SOURCE DATA ::
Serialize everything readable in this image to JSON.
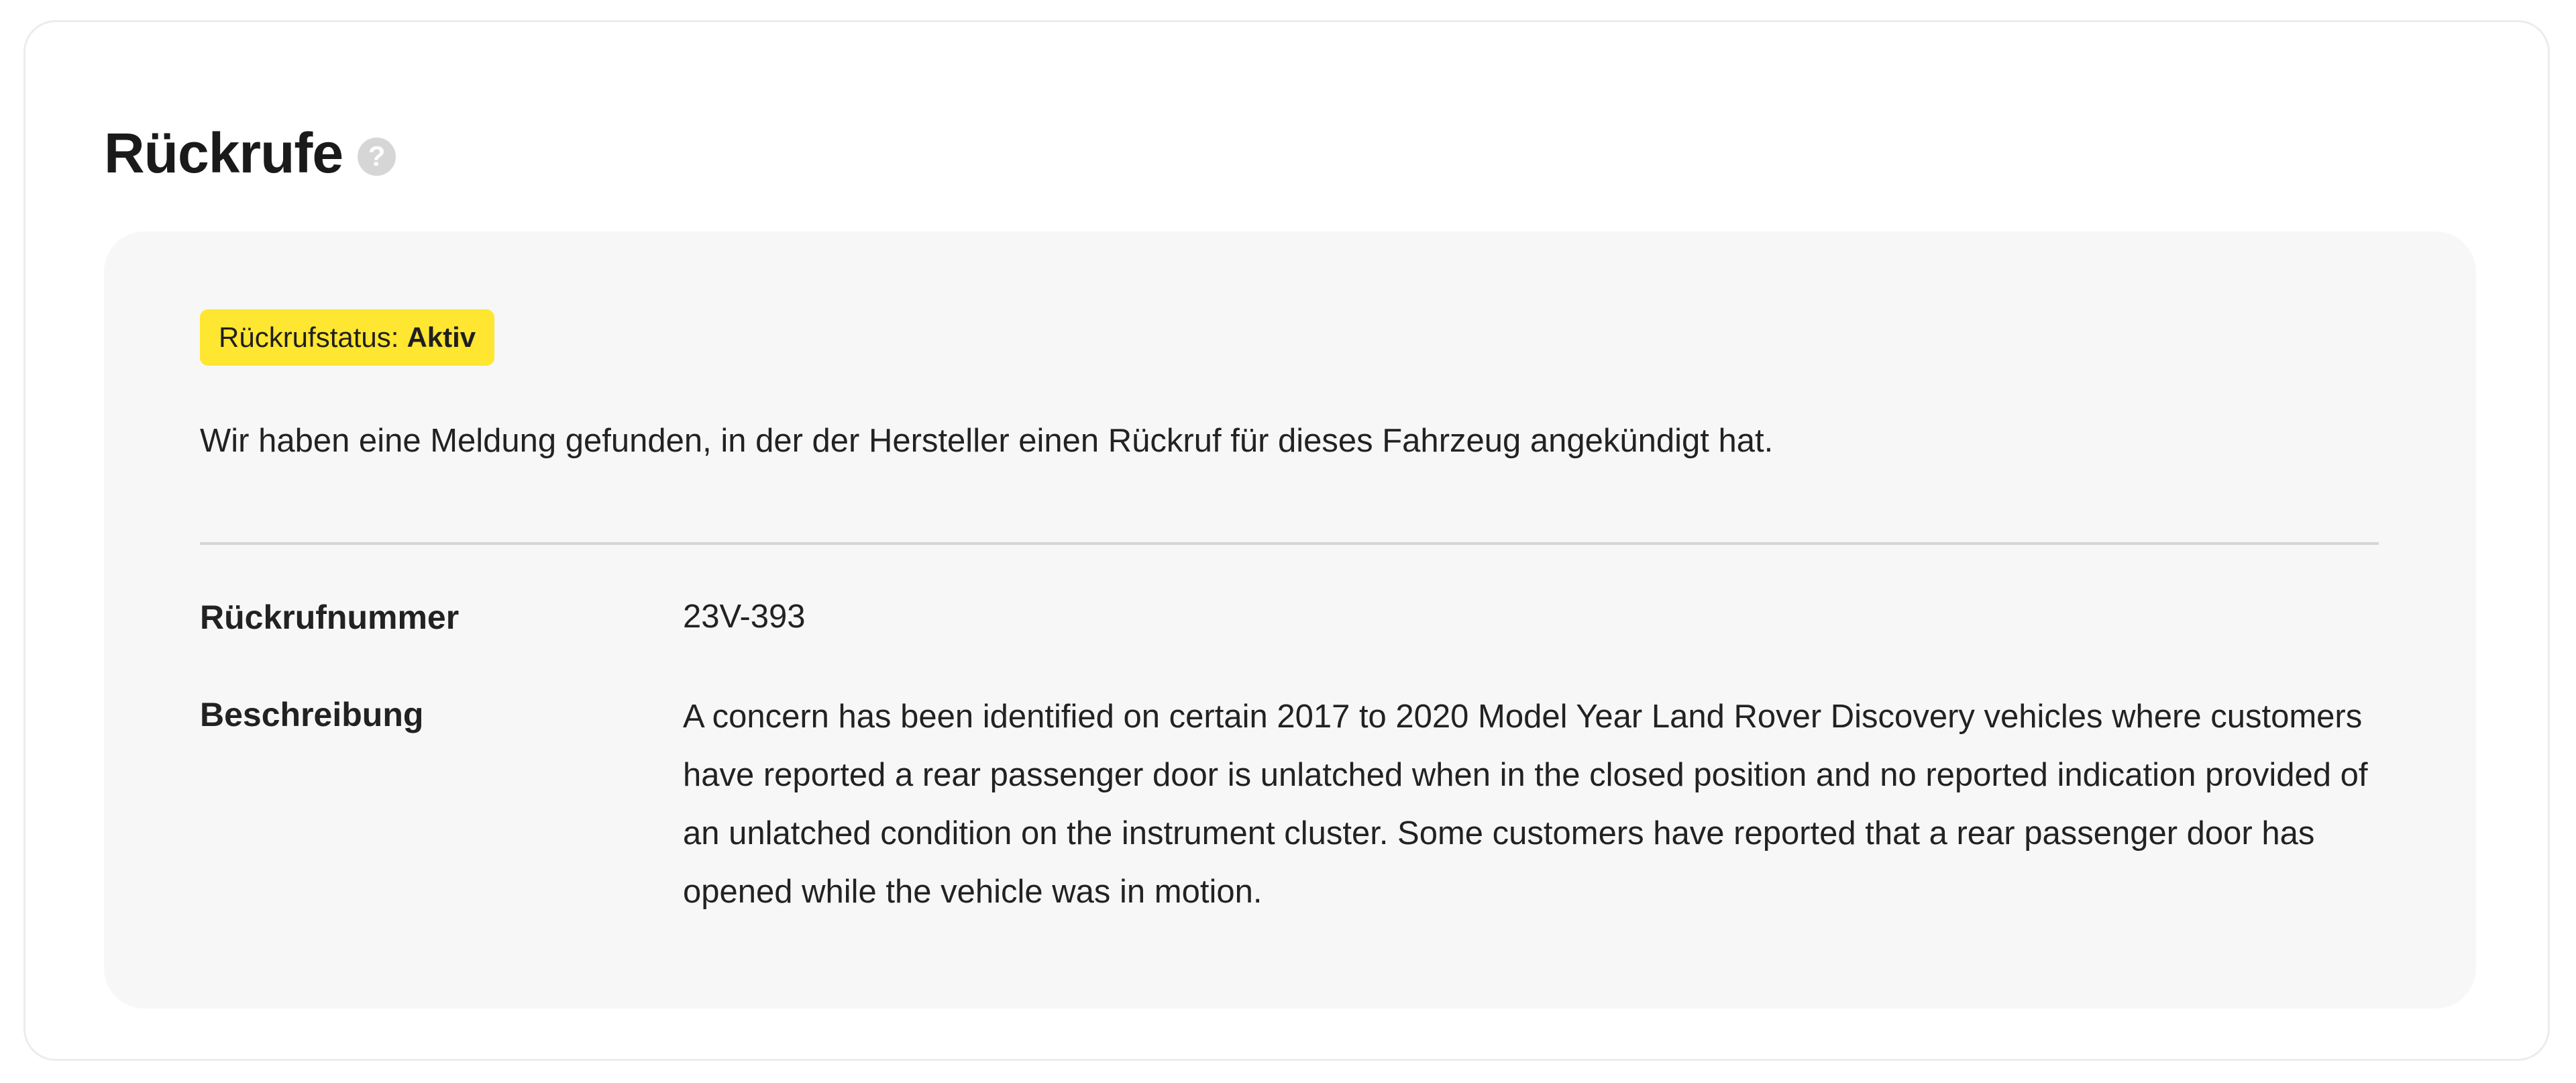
{
  "section": {
    "title": "Rückrufe",
    "help_icon_glyph": "?"
  },
  "recall": {
    "status_label": "Rückrufstatus:",
    "status_value": "Aktiv",
    "status_color": "#ffe631",
    "intro": "Wir haben eine Meldung gefunden, in der der Hersteller einen Rückruf für dieses Fahrzeug angekündigt hat.",
    "details": {
      "number_label": "Rückrufnummer",
      "number_value": "23V-393",
      "description_label": "Beschreibung",
      "description_value": "A concern has been identified on certain 2017 to 2020 Model Year Land Rover Discovery vehicles where customers have reported a rear passenger door is unlatched when in the closed position and no reported indication provided of an unlatched condition on the instrument cluster. Some customers have reported that a rear passenger door has opened while the vehicle was in motion."
    }
  }
}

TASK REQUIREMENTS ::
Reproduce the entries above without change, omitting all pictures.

RESULT OF THE EXERCISE ::
Serialize everything readable in this image to JSON.
{
  "section": {
    "title": "Rückrufe",
    "help_icon_glyph": "?"
  },
  "recall": {
    "status_label": "Rückrufstatus:",
    "status_value": "Aktiv",
    "status_color": "#ffe631",
    "intro": "Wir haben eine Meldung gefunden, in der der Hersteller einen Rückruf für dieses Fahrzeug angekündigt hat.",
    "details": {
      "number_label": "Rückrufnummer",
      "number_value": "23V-393",
      "description_label": "Beschreibung",
      "description_value": "A concern has been identified on certain 2017 to 2020 Model Year Land Rover Discovery vehicles where customers have reported a rear passenger door is unlatched when in the closed position and no reported indication provided of an unlatched condition on the instrument cluster. Some customers have reported that a rear passenger door has opened while the vehicle was in motion."
    }
  }
}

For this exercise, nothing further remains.